### [Listed records]
################

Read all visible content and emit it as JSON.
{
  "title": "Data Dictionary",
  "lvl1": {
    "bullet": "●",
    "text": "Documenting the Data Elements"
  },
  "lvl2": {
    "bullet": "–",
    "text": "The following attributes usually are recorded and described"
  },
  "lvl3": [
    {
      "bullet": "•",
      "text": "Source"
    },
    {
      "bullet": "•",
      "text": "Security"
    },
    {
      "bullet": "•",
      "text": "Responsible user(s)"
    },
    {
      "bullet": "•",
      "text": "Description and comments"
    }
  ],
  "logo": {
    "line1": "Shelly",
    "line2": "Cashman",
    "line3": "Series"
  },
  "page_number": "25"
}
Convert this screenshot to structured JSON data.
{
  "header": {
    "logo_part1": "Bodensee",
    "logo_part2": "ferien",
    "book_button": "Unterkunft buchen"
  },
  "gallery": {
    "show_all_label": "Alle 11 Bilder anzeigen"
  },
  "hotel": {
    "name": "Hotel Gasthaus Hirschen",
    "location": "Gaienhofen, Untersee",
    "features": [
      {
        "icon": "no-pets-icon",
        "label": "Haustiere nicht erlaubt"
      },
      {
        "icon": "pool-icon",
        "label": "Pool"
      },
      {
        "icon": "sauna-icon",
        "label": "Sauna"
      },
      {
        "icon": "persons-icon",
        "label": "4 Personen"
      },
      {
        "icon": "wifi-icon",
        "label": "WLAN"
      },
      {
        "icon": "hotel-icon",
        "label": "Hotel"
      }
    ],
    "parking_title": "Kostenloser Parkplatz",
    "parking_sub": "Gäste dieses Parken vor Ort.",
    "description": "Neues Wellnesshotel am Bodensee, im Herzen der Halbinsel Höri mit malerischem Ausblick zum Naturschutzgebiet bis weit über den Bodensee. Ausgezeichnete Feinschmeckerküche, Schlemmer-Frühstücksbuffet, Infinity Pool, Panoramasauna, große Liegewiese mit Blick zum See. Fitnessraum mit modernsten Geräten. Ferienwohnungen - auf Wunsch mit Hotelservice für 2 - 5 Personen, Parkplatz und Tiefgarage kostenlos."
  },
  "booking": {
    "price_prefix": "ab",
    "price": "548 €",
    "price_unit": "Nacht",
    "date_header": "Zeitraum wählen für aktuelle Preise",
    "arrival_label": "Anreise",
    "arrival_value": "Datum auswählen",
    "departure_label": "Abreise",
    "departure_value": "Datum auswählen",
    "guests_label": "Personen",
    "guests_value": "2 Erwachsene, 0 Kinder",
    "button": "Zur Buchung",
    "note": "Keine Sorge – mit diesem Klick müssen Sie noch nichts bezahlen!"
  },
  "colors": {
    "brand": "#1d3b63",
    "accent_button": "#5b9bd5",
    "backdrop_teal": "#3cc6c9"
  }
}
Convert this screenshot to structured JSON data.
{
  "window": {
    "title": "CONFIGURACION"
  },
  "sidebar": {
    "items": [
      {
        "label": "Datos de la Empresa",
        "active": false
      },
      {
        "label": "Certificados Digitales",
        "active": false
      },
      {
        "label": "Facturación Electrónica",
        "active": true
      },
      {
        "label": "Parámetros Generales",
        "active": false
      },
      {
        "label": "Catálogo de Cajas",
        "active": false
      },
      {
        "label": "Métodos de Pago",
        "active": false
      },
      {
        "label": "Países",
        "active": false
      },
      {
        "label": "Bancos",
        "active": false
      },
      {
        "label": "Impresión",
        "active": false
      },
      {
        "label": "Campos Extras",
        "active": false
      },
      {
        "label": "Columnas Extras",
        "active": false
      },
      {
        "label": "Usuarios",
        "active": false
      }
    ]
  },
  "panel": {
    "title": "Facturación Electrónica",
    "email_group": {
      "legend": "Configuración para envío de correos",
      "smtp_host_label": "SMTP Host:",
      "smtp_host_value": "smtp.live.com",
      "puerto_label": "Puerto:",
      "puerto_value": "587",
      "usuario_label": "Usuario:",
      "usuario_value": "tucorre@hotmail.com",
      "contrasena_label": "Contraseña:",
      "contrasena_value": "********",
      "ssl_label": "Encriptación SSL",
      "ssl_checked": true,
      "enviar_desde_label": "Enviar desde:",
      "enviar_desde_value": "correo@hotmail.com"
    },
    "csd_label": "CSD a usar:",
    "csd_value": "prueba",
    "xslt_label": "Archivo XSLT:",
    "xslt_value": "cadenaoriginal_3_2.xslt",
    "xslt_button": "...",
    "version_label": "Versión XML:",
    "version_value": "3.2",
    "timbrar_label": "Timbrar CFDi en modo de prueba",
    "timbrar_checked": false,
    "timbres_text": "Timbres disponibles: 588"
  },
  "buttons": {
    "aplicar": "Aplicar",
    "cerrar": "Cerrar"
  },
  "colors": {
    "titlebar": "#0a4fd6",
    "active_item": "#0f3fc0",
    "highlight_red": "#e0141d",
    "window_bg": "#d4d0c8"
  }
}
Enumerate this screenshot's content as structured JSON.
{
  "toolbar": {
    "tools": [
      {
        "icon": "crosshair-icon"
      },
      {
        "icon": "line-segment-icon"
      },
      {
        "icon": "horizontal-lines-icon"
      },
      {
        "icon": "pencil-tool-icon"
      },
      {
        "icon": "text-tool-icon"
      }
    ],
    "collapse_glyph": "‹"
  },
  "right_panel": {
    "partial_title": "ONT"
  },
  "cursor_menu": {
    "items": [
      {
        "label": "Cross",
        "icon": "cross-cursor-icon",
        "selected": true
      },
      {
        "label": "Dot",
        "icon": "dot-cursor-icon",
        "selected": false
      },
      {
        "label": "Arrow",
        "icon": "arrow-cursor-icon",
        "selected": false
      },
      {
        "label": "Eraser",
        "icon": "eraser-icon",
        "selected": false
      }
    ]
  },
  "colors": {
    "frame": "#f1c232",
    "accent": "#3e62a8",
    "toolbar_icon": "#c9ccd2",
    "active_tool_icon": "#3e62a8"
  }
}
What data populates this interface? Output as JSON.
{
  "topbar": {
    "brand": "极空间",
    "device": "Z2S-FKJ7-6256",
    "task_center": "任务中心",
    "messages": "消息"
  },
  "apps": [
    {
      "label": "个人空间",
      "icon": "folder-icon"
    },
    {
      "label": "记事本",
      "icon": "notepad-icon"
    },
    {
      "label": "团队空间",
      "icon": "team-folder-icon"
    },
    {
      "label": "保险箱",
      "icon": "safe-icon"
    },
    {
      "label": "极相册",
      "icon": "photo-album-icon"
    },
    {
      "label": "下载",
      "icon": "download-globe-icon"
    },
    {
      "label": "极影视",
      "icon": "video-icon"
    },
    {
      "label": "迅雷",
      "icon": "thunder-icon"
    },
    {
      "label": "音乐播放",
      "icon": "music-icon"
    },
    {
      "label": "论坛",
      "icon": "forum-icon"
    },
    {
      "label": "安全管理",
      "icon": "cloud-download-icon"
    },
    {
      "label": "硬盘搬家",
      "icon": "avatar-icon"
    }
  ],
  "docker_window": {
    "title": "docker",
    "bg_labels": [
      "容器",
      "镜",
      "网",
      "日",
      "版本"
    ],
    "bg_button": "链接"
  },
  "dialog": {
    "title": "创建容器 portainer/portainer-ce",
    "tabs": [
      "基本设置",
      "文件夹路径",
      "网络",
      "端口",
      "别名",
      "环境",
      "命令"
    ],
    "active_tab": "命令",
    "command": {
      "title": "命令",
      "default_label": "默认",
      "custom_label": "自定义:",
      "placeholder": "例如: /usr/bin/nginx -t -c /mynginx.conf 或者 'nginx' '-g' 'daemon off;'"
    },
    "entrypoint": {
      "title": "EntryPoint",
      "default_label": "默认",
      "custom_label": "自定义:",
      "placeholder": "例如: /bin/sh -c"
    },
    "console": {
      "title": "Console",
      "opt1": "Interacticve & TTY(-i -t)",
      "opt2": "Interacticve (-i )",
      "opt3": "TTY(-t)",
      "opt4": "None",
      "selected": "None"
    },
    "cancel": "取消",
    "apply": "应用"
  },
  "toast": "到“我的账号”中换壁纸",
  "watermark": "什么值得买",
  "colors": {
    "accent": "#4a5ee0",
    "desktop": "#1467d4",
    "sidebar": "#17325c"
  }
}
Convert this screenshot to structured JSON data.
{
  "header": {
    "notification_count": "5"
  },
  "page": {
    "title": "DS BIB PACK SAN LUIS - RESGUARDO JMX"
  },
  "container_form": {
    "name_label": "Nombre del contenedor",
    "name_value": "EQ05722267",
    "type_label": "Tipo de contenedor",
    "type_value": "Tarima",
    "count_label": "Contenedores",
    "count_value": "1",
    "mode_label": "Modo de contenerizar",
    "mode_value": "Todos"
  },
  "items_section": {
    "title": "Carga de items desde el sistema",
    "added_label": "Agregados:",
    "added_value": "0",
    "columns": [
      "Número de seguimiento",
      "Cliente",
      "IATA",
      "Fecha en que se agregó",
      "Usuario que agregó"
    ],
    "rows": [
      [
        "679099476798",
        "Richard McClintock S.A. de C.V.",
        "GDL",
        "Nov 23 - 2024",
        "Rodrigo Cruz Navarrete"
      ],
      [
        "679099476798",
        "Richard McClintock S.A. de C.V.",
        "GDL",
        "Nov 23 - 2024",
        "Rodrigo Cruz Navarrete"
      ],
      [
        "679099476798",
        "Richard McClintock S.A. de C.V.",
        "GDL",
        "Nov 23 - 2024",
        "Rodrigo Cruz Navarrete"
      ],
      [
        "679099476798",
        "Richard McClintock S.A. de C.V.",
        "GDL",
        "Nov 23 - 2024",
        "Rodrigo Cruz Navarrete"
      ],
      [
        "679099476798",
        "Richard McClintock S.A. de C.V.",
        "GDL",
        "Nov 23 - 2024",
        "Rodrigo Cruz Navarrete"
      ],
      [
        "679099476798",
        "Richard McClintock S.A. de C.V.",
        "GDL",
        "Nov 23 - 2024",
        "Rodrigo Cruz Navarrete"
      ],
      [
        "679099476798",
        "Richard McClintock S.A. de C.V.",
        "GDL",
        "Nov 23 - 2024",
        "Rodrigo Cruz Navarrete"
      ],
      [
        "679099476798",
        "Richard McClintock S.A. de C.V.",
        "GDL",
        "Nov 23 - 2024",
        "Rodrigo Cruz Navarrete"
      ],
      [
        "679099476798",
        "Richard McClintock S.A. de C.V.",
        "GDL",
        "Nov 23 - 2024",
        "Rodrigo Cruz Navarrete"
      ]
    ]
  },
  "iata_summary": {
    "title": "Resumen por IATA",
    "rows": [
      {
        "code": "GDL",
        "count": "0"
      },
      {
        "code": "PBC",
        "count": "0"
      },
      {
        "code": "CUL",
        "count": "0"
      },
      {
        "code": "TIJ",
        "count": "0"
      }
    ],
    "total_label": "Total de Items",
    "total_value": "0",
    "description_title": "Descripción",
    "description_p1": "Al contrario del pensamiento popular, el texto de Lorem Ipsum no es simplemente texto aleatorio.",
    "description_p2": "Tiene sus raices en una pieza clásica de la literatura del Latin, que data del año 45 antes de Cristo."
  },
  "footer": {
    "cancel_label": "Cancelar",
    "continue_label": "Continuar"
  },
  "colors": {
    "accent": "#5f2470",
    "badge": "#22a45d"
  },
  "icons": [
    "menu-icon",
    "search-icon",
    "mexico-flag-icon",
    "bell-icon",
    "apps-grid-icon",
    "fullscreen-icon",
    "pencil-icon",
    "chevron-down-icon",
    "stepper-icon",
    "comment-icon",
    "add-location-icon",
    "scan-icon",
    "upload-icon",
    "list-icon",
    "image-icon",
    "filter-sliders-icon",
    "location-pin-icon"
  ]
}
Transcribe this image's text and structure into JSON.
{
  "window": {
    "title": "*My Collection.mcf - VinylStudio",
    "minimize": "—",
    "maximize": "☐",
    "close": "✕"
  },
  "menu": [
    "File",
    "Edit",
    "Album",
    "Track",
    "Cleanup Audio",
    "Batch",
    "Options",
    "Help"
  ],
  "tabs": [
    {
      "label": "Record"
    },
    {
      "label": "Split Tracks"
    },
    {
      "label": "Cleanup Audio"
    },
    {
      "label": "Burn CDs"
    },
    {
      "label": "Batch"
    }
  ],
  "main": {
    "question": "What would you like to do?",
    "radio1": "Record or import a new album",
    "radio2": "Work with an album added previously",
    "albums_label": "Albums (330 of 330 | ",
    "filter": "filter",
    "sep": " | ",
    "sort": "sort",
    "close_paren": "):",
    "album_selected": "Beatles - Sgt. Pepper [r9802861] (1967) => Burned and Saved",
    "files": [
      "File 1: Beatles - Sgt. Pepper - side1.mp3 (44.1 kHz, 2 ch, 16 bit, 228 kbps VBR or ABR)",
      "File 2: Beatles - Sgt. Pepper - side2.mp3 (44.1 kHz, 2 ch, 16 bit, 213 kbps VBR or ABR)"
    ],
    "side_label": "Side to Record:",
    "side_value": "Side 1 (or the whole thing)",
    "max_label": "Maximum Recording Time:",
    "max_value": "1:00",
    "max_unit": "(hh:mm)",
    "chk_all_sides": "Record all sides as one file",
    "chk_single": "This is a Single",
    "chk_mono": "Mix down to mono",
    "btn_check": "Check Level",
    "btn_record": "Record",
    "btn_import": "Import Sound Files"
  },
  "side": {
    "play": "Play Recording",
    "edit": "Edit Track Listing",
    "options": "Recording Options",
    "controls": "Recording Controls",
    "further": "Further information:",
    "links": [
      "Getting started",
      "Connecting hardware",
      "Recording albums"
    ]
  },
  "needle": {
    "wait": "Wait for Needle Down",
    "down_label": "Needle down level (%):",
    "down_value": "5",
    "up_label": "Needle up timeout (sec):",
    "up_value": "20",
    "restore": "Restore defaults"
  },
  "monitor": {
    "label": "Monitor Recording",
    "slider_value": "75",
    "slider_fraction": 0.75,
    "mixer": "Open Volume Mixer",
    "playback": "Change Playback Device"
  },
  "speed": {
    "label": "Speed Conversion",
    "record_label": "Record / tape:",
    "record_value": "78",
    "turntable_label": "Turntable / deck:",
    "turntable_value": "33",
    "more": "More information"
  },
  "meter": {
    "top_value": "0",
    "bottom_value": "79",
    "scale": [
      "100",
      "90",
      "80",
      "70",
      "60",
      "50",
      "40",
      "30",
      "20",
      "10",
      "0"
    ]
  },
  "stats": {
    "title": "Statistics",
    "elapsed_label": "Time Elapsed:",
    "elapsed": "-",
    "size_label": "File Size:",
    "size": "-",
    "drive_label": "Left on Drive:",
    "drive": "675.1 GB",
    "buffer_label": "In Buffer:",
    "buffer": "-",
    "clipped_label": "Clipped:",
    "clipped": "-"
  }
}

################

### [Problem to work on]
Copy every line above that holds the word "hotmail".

### [Problem solution]
      "usuario_value": "tucorre@hotmail.com",
      "enviar_desde_value": "correo@hotmail.com"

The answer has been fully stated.